## Available data
---+---
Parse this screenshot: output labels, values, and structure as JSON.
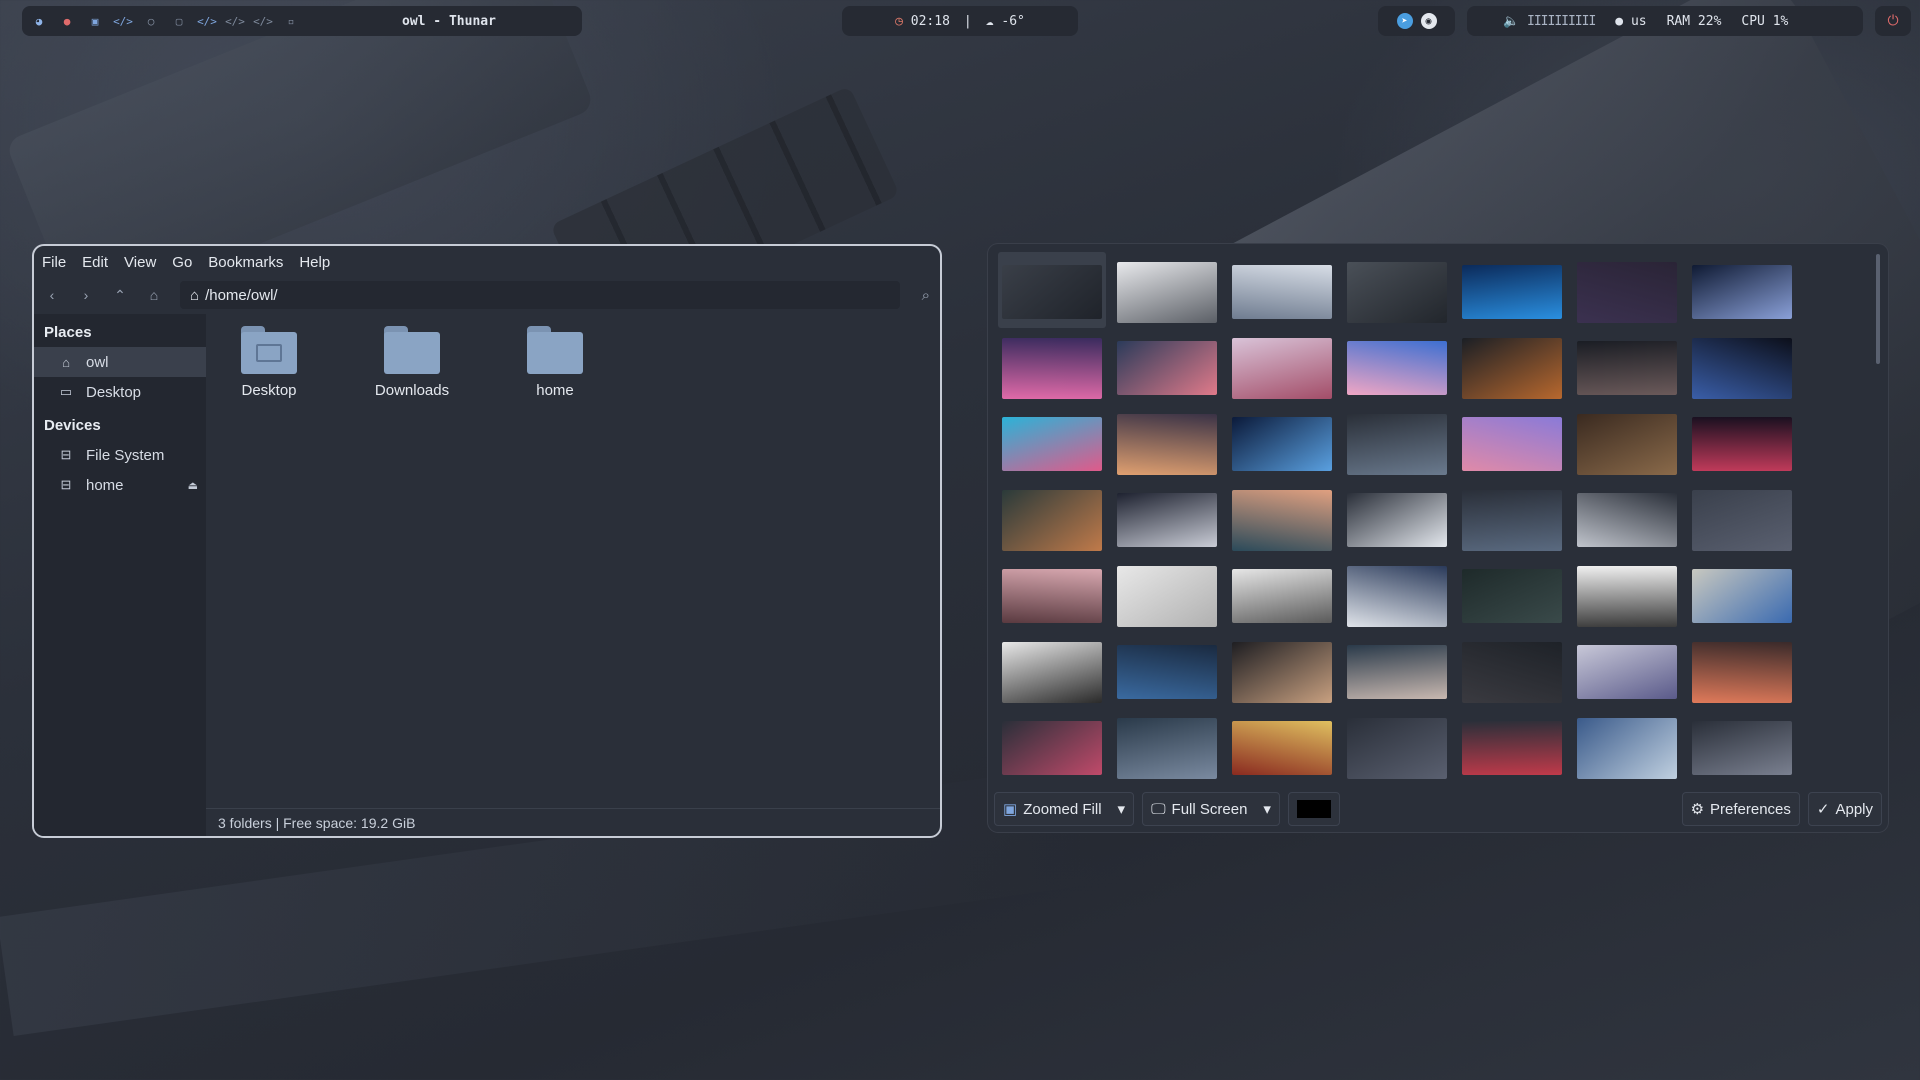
{
  "topbar": {
    "title": "owl - Thunar",
    "clock": "02:18",
    "separator": "|",
    "weather": "-6°",
    "language": "us",
    "ram": "RAM 22%",
    "cpu": "CPU  1%",
    "volume_bars": "IIIIIIIIII"
  },
  "thunar": {
    "menu": [
      "File",
      "Edit",
      "View",
      "Go",
      "Bookmarks",
      "Help"
    ],
    "path": "/home/owl/",
    "places_heading": "Places",
    "places": [
      "owl",
      "Desktop"
    ],
    "devices_heading": "Devices",
    "devices": [
      "File System",
      "home"
    ],
    "files": [
      "Desktop",
      "Downloads",
      "home"
    ],
    "status": "3 folders  |  Free space: 19.2 GiB"
  },
  "picker": {
    "mode": "Zoomed Fill",
    "screen": "Full Screen",
    "bg_color": "#000000",
    "preferences": "Preferences",
    "apply": "Apply"
  },
  "thumbnails": [
    [
      "#3a3f48",
      "#1f232a"
    ],
    [
      "#e8e9ec",
      "#5b5f66"
    ],
    [
      "#d7dde6",
      "#6f7c90"
    ],
    [
      "#4a5058",
      "#22262c"
    ],
    [
      "#0b2a5a",
      "#2a8fe0"
    ],
    [
      "#2a2436",
      "#3b3150"
    ],
    [
      "#0f1a33",
      "#8aa0d8"
    ],
    [
      "#3a2b5e",
      "#e06aa8"
    ],
    [
      "#2b3b5a",
      "#e07a8a"
    ],
    [
      "#d9c3d8",
      "#a34d68"
    ],
    [
      "#3d6fd1",
      "#f0a6c4"
    ],
    [
      "#1b1f25",
      "#b8682e"
    ],
    [
      "#1a1d24",
      "#6b5a5a"
    ],
    [
      "#0c0f1a",
      "#3a5ea8"
    ],
    [
      "#2bb3d8",
      "#e05a8a"
    ],
    [
      "#3a3246",
      "#e0a070"
    ],
    [
      "#0b1a3a",
      "#5aa0e0"
    ],
    [
      "#2a2f38",
      "#6a7a8e"
    ],
    [
      "#8a7ad8",
      "#e08aa8"
    ],
    [
      "#3a2a20",
      "#8a6a4a"
    ],
    [
      "#1a1020",
      "#c03a5a"
    ],
    [
      "#2a3a3a",
      "#c07a4a"
    ],
    [
      "#1e2230",
      "#c9ccd6"
    ],
    [
      "#e0a080",
      "#2a4a5a"
    ],
    [
      "#2a2f39",
      "#e4e8ee"
    ],
    [
      "#2a2f39",
      "#5a6a80"
    ],
    [
      "#2a2f39",
      "#c0c4cc"
    ],
    [
      "#3a404c",
      "#5a6070"
    ],
    [
      "#d8a8b0",
      "#5a3a40"
    ],
    [
      "#e8e8e8",
      "#b0b0b0"
    ],
    [
      "#e6e6e6",
      "#5a5a5a"
    ],
    [
      "#2a3a5a",
      "#e0e4ea"
    ],
    [
      "#1e2a2a",
      "#3a4a4a"
    ],
    [
      "#f0f0f0",
      "#3a3a3a"
    ],
    [
      "#c8c8c0",
      "#3a6ab0"
    ],
    [
      "#e8e8e8",
      "#2a2a2a"
    ],
    [
      "#1a2a40",
      "#3a6aa0"
    ],
    [
      "#1e1e22",
      "#c8a080"
    ],
    [
      "#2a3a4a",
      "#c8b8b0"
    ],
    [
      "#1e2228",
      "#3a3a40"
    ],
    [
      "#c8c8d8",
      "#5a5a8a"
    ],
    [
      "#3a2a2a",
      "#e07a5a"
    ],
    [
      "#2a2f39",
      "#c04a6a"
    ],
    [
      "#2a3a4a",
      "#7a8aa0"
    ],
    [
      "#e0c060",
      "#8a2a20"
    ],
    [
      "#2a2f39",
      "#5a6070"
    ],
    [
      "#2a2f39",
      "#c03a4a"
    ],
    [
      "#3a5a8a",
      "#c0d0e0"
    ],
    [
      "#2a2f39",
      "#7a8090"
    ]
  ]
}
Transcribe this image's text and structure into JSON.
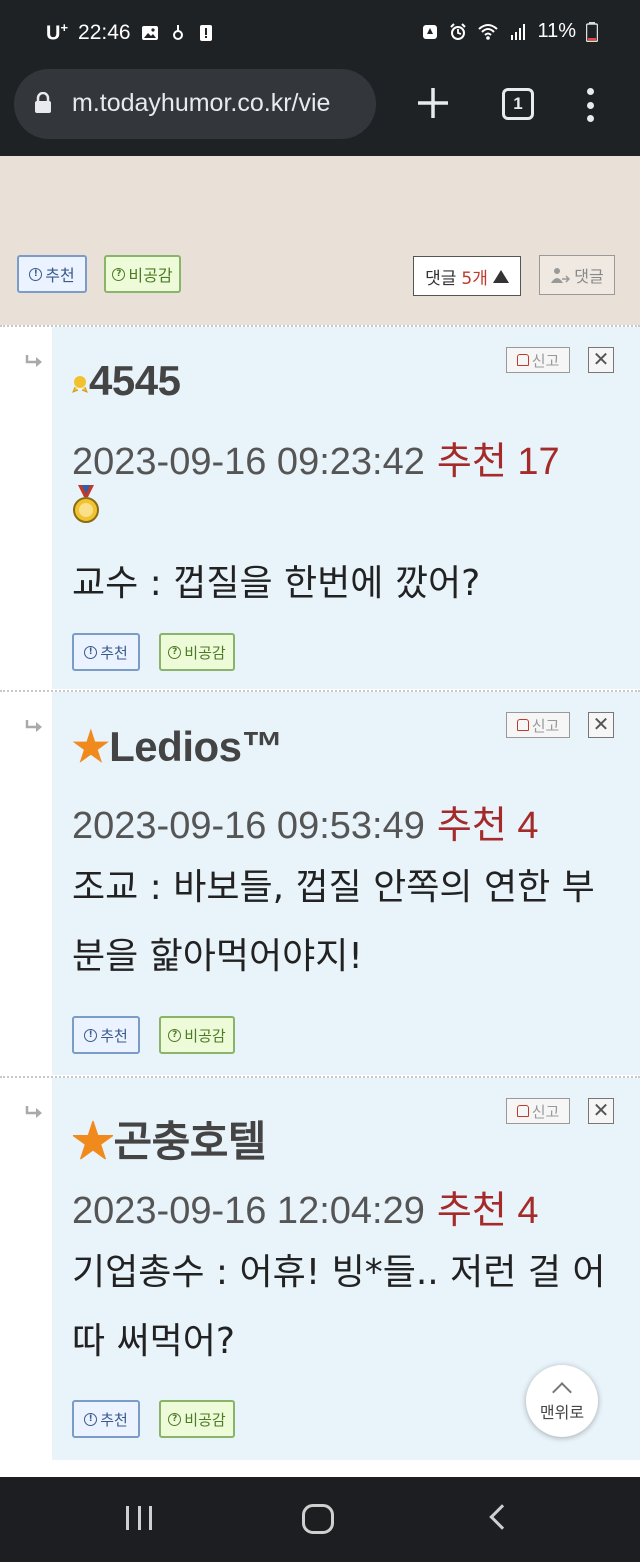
{
  "status_bar": {
    "carrier": "U",
    "carrier_plus": "+",
    "time": "22:46",
    "battery": "11%"
  },
  "browser": {
    "url": "m.todayhumor.co.kr/vie",
    "tab_count": "1"
  },
  "post_actions": {
    "recommend_label": "추천",
    "unlike_label": "비공감",
    "comments_label": "댓글",
    "comments_count": "5개",
    "reply_label": "댓글"
  },
  "comment_actions": {
    "report_label": "신고",
    "close_label": "✕",
    "recommend_label": "추천",
    "unlike_label": "비공감"
  },
  "comments": [
    {
      "author": "4545",
      "datetime": "2023-09-16 09:23:42",
      "recommend": "추천 17",
      "text": "교수 : 껍질을 한번에 깠어?"
    },
    {
      "author": "Ledios™",
      "star": "★",
      "datetime": "2023-09-16 09:53:49",
      "recommend": "추천 4",
      "text": "조교 : 바보들, 껍질 안쪽의 연한 부분을 핥아먹어야지!"
    },
    {
      "author": "곤충호텔",
      "star": "★",
      "datetime": "2023-09-16 12:04:29",
      "recommend": "추천 4",
      "text": "기업총수 : 어휴! 빙*들.. 저런 걸 어따 써먹어?"
    }
  ],
  "top_button": "맨위로",
  "colors": {
    "comment_bg": "#e8f3fa",
    "recommend_red": "#a52a2a",
    "star_orange": "#f08a1c",
    "beige": "#e9e1d7"
  }
}
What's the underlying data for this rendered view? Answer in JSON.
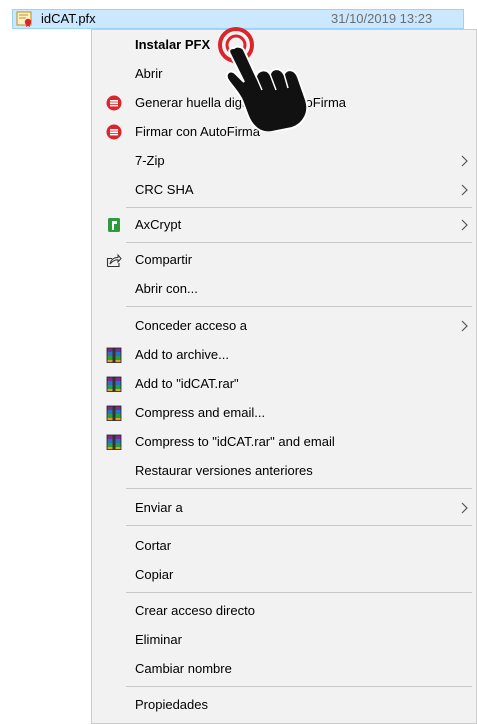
{
  "file": {
    "name": "idCAT.pfx",
    "date": "31/10/2019 13:23"
  },
  "menu": {
    "items": [
      {
        "label": "Instalar PFX"
      },
      {
        "label": "Abrir"
      },
      {
        "label": "Generar huella digital con AutoFirma",
        "icon": "autofirma-icon"
      },
      {
        "label": "Firmar con AutoFirma",
        "icon": "autofirma-icon"
      },
      {
        "label": "7-Zip",
        "submenu": true
      },
      {
        "label": "CRC SHA",
        "submenu": true
      },
      {
        "label": "AxCrypt",
        "icon": "axcrypt-icon",
        "submenu": true
      },
      {
        "label": "Compartir",
        "icon": "share-icon"
      },
      {
        "label": "Abrir con..."
      },
      {
        "label": "Conceder acceso a",
        "submenu": true
      },
      {
        "label": "Add to archive...",
        "icon": "winrar-icon"
      },
      {
        "label": "Add to \"idCAT.rar\"",
        "icon": "winrar-icon"
      },
      {
        "label": "Compress and email...",
        "icon": "winrar-icon"
      },
      {
        "label": "Compress to \"idCAT.rar\" and email",
        "icon": "winrar-icon"
      },
      {
        "label": "Restaurar versiones anteriores"
      },
      {
        "label": "Enviar a",
        "submenu": true
      },
      {
        "label": "Cortar"
      },
      {
        "label": "Copiar"
      },
      {
        "label": "Crear acceso directo"
      },
      {
        "label": "Eliminar"
      },
      {
        "label": "Cambiar nombre"
      },
      {
        "label": "Propiedades"
      }
    ]
  },
  "colors": {
    "selection": "#cce8ff",
    "menu_background": "#f2f2f2",
    "autofirma_red": "#d9262b",
    "axcrypt_green": "#2e9a3e",
    "click_indicator": "#d9262b"
  }
}
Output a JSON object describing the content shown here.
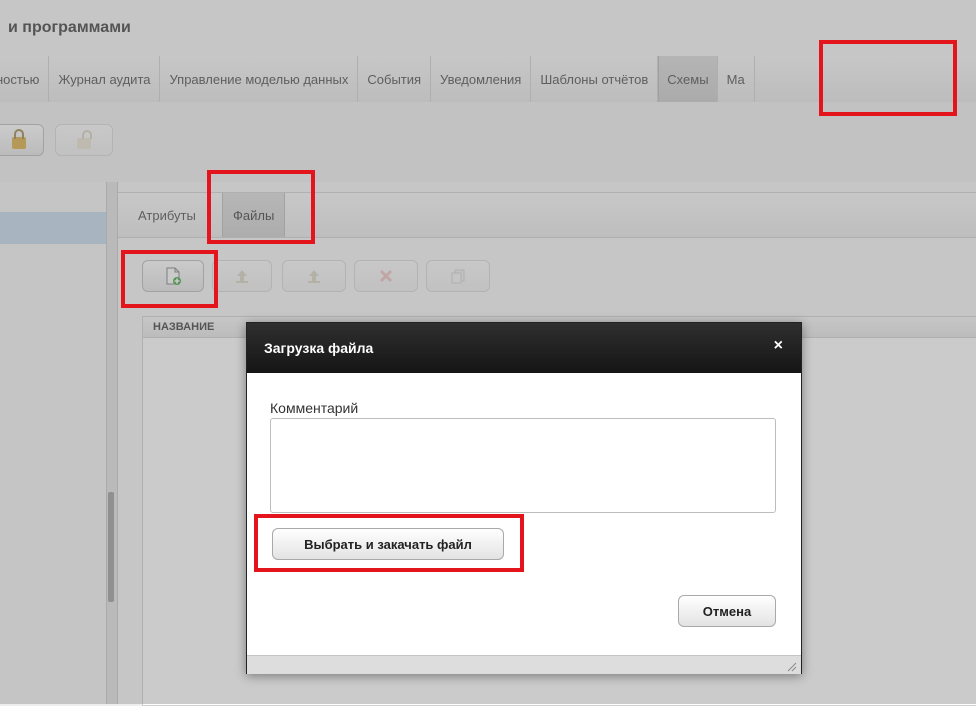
{
  "app": {
    "title": "и программами"
  },
  "main_nav": [
    {
      "label": "ностью"
    },
    {
      "label": "Журнал аудита"
    },
    {
      "label": "Управление моделью данных"
    },
    {
      "label": "События"
    },
    {
      "label": "Уведомления"
    },
    {
      "label": "Шаблоны отчётов"
    },
    {
      "label": "Схемы",
      "active": true
    },
    {
      "label": "Ма"
    }
  ],
  "toolbar": {
    "icons": [
      "lock-icon",
      "unlock-icon"
    ]
  },
  "subtabs": [
    {
      "label": "Атрибуты"
    },
    {
      "label": "Файлы",
      "active": true
    }
  ],
  "file_toolbar": {
    "icons": [
      "add-file-icon",
      "upload-icon",
      "upload-new-version-icon",
      "delete-icon",
      "copy-icon"
    ]
  },
  "grid": {
    "columns": [
      "НАЗВАНИЕ"
    ]
  },
  "dialog": {
    "title": "Загрузка файла",
    "close_symbol": "×",
    "comment_label": "Комментарий",
    "comment_value": "",
    "upload_button": "Выбрать и закачать файл",
    "cancel_button": "Отмена"
  },
  "highlight_color": "#e3141c"
}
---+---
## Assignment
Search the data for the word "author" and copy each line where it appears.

## Final answer
      "author": "4545",
      "author": "Ledios™",
      "author": "곤충호텔",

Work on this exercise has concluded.